By BrianOrndorf

August 19th, 2006

“Material Girls” turns the lights out on Hilary Duff’s movie career for good. A stale, poorly mapped out comedy, the film doesn’t feature much of a personality, and it seems cruel to suggest that sister Haylie has better acting chops.

Material Girls

Tanzie (Hilary Duff) and Ava (Haylie Duff) are sisters basking in the fame of their late father’s cosmetics fortune. When news breaks that the products might actually be harmful to customers, the empire falls quickly, leaving the sisters broke, homeless, and confused on how to act without their wealth. Taking the lead set by “Erin Brockovich,” the duo and their push-up bras set out to find the creep who torpedoed their dream life, finding love and responsibility on the road to celebrity redemption.

“Material Girls” is the kind of routine, sluggish film that usually signals the end of an actor’s career. In this case, we have Hilary Duff, the charming teenage basic cable actress who always seems to strike out at the cinemas. This time out, she’s got a little family on her side in sister Haylie, and the two aspire to satirize the Hiltonesque cyclone of narcissistic, pampered socialites. Seriously, as bad as “Material” can be at times, at least look at the sunny side of the street: it doesn’t star Paris and Nicky.

There’s little doubt that the Duffs know their way around the pop idol theme of the film, and in short bursts, their performances approach the outer realm of charming. At the very least, “Material” answers the question everyone wants to know: yes, Haylie is the better actress.

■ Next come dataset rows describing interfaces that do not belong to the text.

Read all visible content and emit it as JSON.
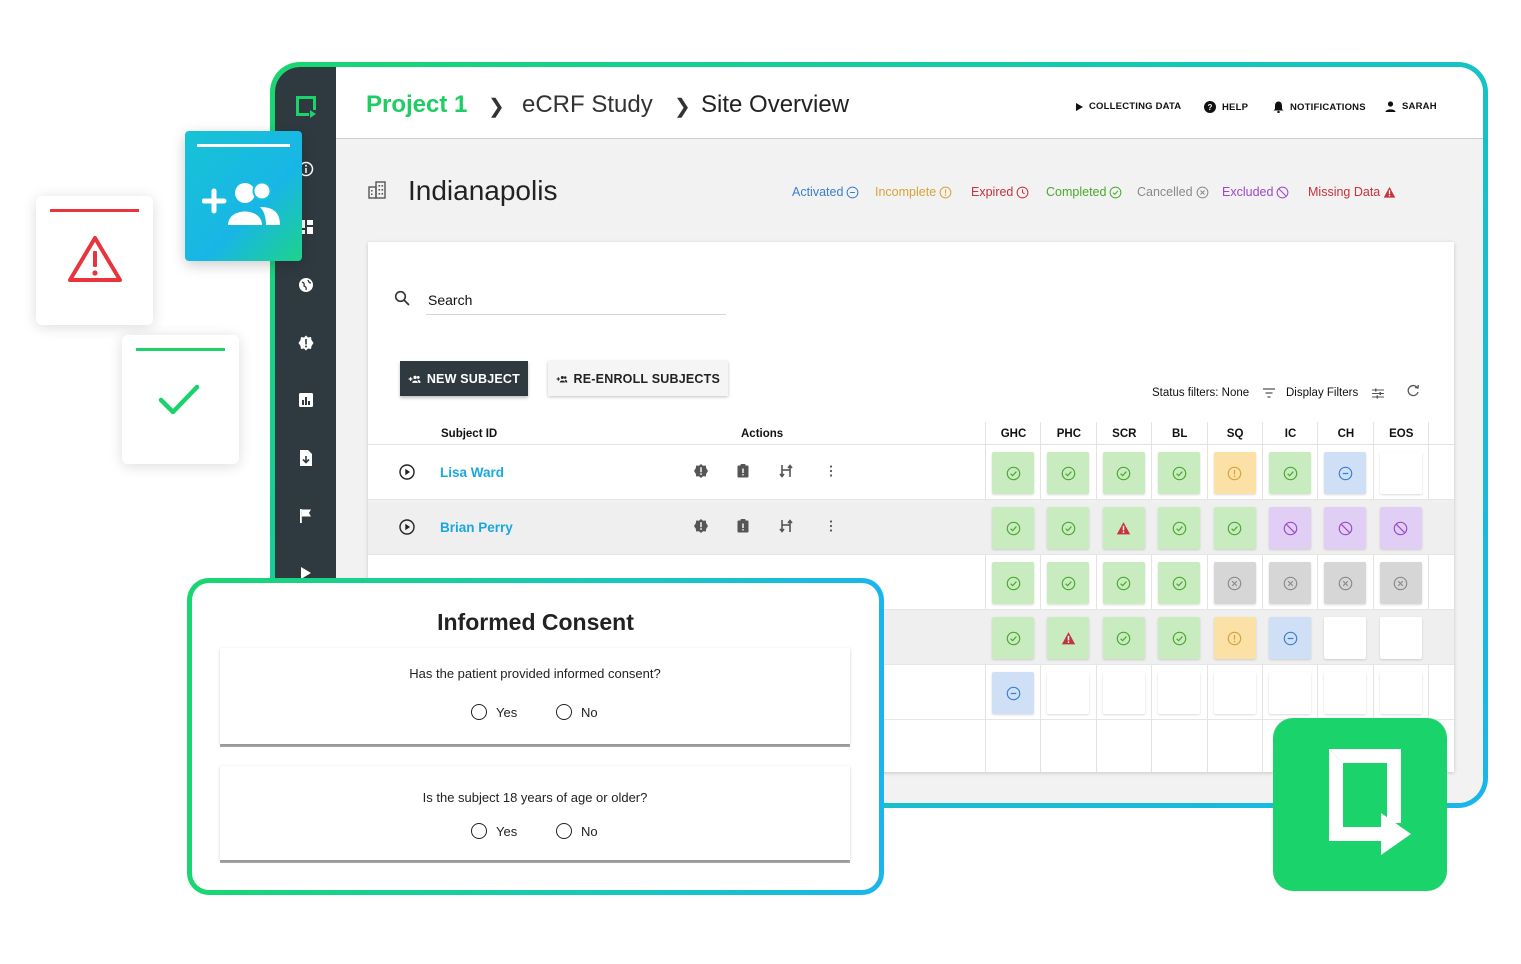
{
  "breadcrumb": [
    "Project 1",
    "eCRF Study",
    "Site Overview"
  ],
  "topnav": {
    "collecting": "COLLECTING DATA",
    "help": "HELP",
    "notifications": "NOTIFICATIONS",
    "user": "SARAH"
  },
  "site": {
    "title": "Indianapolis"
  },
  "legend": [
    {
      "label": "Activated",
      "color": "#3b7fcf",
      "icon": "minus-circle-icon"
    },
    {
      "label": "Incomplete",
      "color": "#d8a23a",
      "icon": "exclamation-circle-icon"
    },
    {
      "label": "Expired",
      "color": "#c6333a",
      "icon": "clock-icon"
    },
    {
      "label": "Completed",
      "color": "#4aa82e",
      "icon": "check-circle-icon"
    },
    {
      "label": "Cancelled",
      "color": "#8a8a8a",
      "icon": "x-circle-icon"
    },
    {
      "label": "Excluded",
      "color": "#9c49c9",
      "icon": "ban-icon"
    },
    {
      "label": "Missing Data",
      "color": "#c6333a",
      "icon": "warning-triangle-icon"
    }
  ],
  "search": {
    "label": "Search"
  },
  "buttons": {
    "new_subject": "NEW SUBJECT",
    "reenroll": "RE-ENROLL SUBJECTS"
  },
  "filters": {
    "status": "Status filters: None",
    "display": "Display Filters"
  },
  "table": {
    "subject_header": "Subject ID",
    "actions_header": "Actions",
    "columns": [
      "GHC",
      "PHC",
      "SCR",
      "BL",
      "SQ",
      "IC",
      "CH",
      "EOS"
    ],
    "rows": [
      {
        "name": "Lisa Ward",
        "cells": [
          "completed",
          "completed",
          "completed",
          "completed",
          "incomplete",
          "completed",
          "activated",
          "empty"
        ]
      },
      {
        "name": "Brian Perry",
        "cells": [
          "completed",
          "completed",
          "missing",
          "completed",
          "completed",
          "excluded",
          "excluded",
          "excluded"
        ]
      },
      {
        "name": "",
        "cells": [
          "completed",
          "completed",
          "completed",
          "completed",
          "cancelled",
          "cancelled",
          "cancelled",
          "cancelled"
        ]
      },
      {
        "name": "",
        "cells": [
          "completed",
          "missing",
          "completed",
          "completed",
          "incomplete",
          "activated",
          "empty",
          "empty"
        ]
      },
      {
        "name": "",
        "cells": [
          "activated",
          "empty",
          "empty",
          "empty",
          "empty",
          "empty",
          "empty",
          "empty"
        ]
      }
    ]
  },
  "consent": {
    "title": "Informed Consent",
    "q1": "Has the patient provided informed consent?",
    "q2": "Is the subject 18 years of age or older?",
    "yes": "Yes",
    "no": "No"
  },
  "colors": {
    "brand_green": "#1ad36b",
    "brand_blue": "#1ab6ea",
    "sidebar": "#2f3a40",
    "link": "#1aa7e0"
  }
}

Still, you could cast Brando and Olivier in the lead roles, and they would still have to work uphill battling this lethargic screenplay.

Using “Erin Brockovich” as inspiration, the story of “Material” is actually quite elaborate considering the limits of the leads and the attention span of the target demo. I’m not exactly talking “Mulholland Dr.” here, but the story is all over the map with rival cosmetic corporation owners, muckraking television journalists, and South American maids with immigration problems. Combine that with far too many scenes of the Duffs riffing their way to dead comedy ends, and the whole enterprise wears out its welcome fast.

There are some laughs in “Material” that pop up out of nowhere. I was particularly fond of watching Tanzie discover the joys of Easy Spirit shoes – a rare scene that finds Hilary breaking out of her teen queen coma and enjoying herself for once.

Has-been director Martha Coolidge calls in a big favor for the supporting cast, asking Anjelica Huston to step in as the heavy. At least she looks like she’s having fun. Indie cheeseball actor Lukas Haas also kicks in a little unpredictability with his performance as Ava’s pro bono lawyer love interest. Haas is a bizarre one here, always smirking into the camera as though he’s wearing silky red panties underneath his suit, giggling that he’s getting away with murder. That brand of mischief is welcome.

“Material Girls” just might be the final nail in the Hilary Duff movie career coffin. Her tween charms have been erased by plastic surgery, and her scripts are getting lazier with every passing year. If there’s one substantial upside to this film, at least the production didn’t bother put any snakes on any planes.

My rating: C-